Baltazar – I would say if it’s if you’re going into the winter months and they’re already on low tread, you should they should be replaced.
Tom – Yeah.
Baltazar – You know, drive tires off 4/32. Do not wait till the minimum. They should be replaced way before that.
Tom – Right.
Baltazar – Going into winter, it’s going to get worse. And then there’s a lot of breakdowns on time and winter and all that just kind of goes into the effect where you know, it’s going to be almost impossible to get them replaced in time.
Tom – Yeah.
Tom – Yeah, that’s another good question. You know, one of the things that all of our customers have to deal with is the the legalities of running commercial trucks. Right? We all see the billboards with, you know, the hammer or whatever. Somebody’s wanting to sue one of our customers for a truck incident. So when you think about tires, I think about steering, you know, stability, drivability, brake ability, all those sorts of things are important. So it’s a good idea when you’re going into winter. Make sure have some good tires on there so you don’t have problems and end up with a hammer knocking on your door.

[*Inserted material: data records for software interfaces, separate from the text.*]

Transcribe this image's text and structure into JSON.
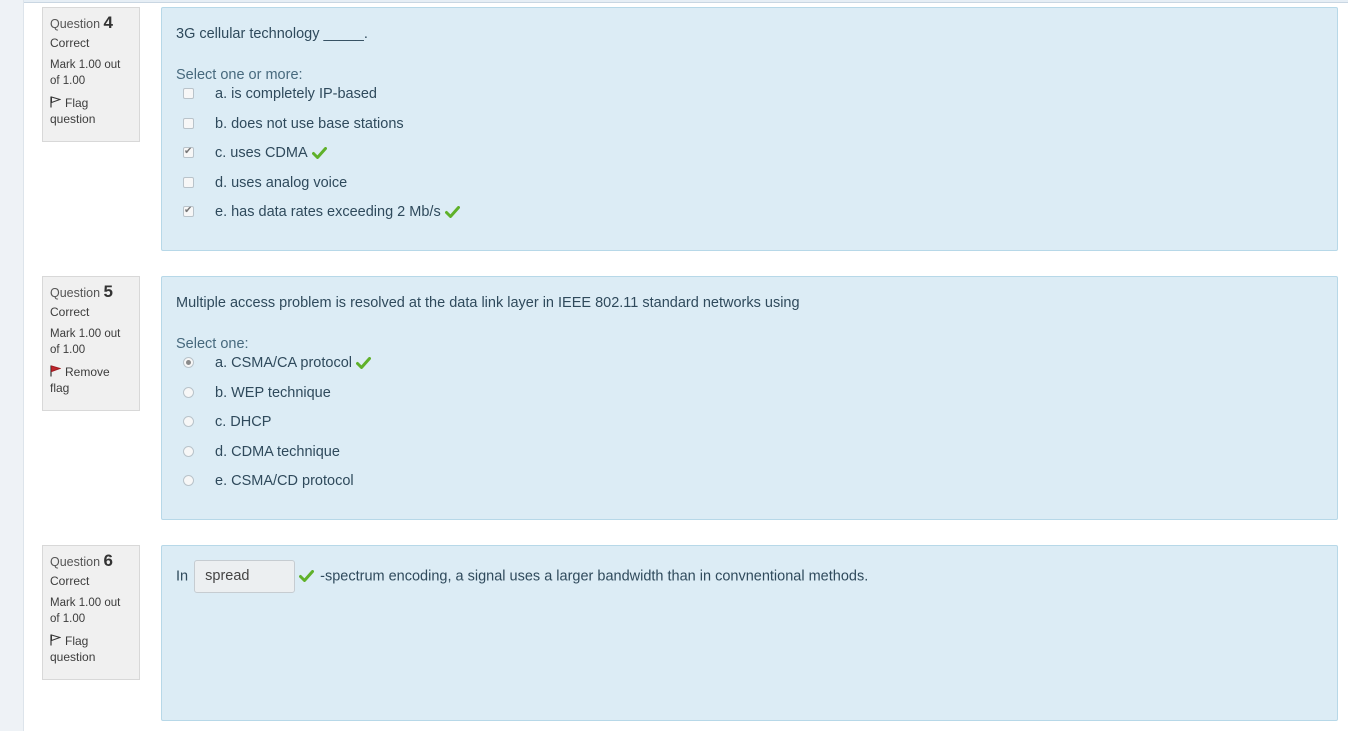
{
  "questions": [
    {
      "label": "Question",
      "number": "4",
      "state": "Correct",
      "grade": "Mark 1.00 out of 1.00",
      "flag_label": "Flag question",
      "text": "3G cellular technology _____.",
      "prompt": "Select one or more:",
      "answers": [
        {
          "label": "a. is completely IP-based",
          "checked": false,
          "correct": false
        },
        {
          "label": "b. does not use base stations",
          "checked": false,
          "correct": false
        },
        {
          "label": "c. uses CDMA",
          "checked": true,
          "correct": true
        },
        {
          "label": "d. uses analog voice",
          "checked": false,
          "correct": false
        },
        {
          "label": "e. has data rates exceeding 2 Mb/s",
          "checked": true,
          "correct": true
        }
      ]
    },
    {
      "label": "Question",
      "number": "5",
      "state": "Correct",
      "grade": "Mark 1.00 out of 1.00",
      "flag_label": "Remove flag",
      "text": "Multiple access problem is resolved at the data link layer in IEEE 802.11 standard networks using",
      "prompt": "Select one:",
      "answers": [
        {
          "label": "a. CSMA/CA protocol",
          "checked": true,
          "correct": true
        },
        {
          "label": "b. WEP technique",
          "checked": false,
          "correct": false
        },
        {
          "label": "c. DHCP",
          "checked": false,
          "correct": false
        },
        {
          "label": "d. CDMA technique",
          "checked": false,
          "correct": false
        },
        {
          "label": "e. CSMA/CD protocol",
          "checked": false,
          "correct": false
        }
      ]
    },
    {
      "label": "Question",
      "number": "6",
      "state": "Correct",
      "grade": "Mark 1.00 out of 1.00",
      "flag_label": "Flag question",
      "text_before": "In",
      "gap_value": "spread",
      "text_after": "-spectrum encoding, a signal uses a larger bandwidth than in convnentional methods."
    }
  ],
  "colors": {
    "content_bg": "#dcecf5",
    "info_bg": "#f0f0f0",
    "correct_tick": "#5fb12a",
    "flag_red": "#c0262c"
  },
  "icons": {
    "correct": "check-icon",
    "flag_outline": "flag-outline-icon",
    "flag_red": "flag-red-icon"
  }
}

Baltazar -That’s correct.
Tom – Nobody wants that. We don’t want that. Baltazar, thank you so much for saving a few minutes with us, walking us through the winterization process. I think our customers can get a lot of value out of this video and appreciate all that you do for our company and our customers keeping those trucks rolling. Hope you enjoyed this Trucks Roll podcast about winterization. If you’d like to learn more, please go to wiers.com.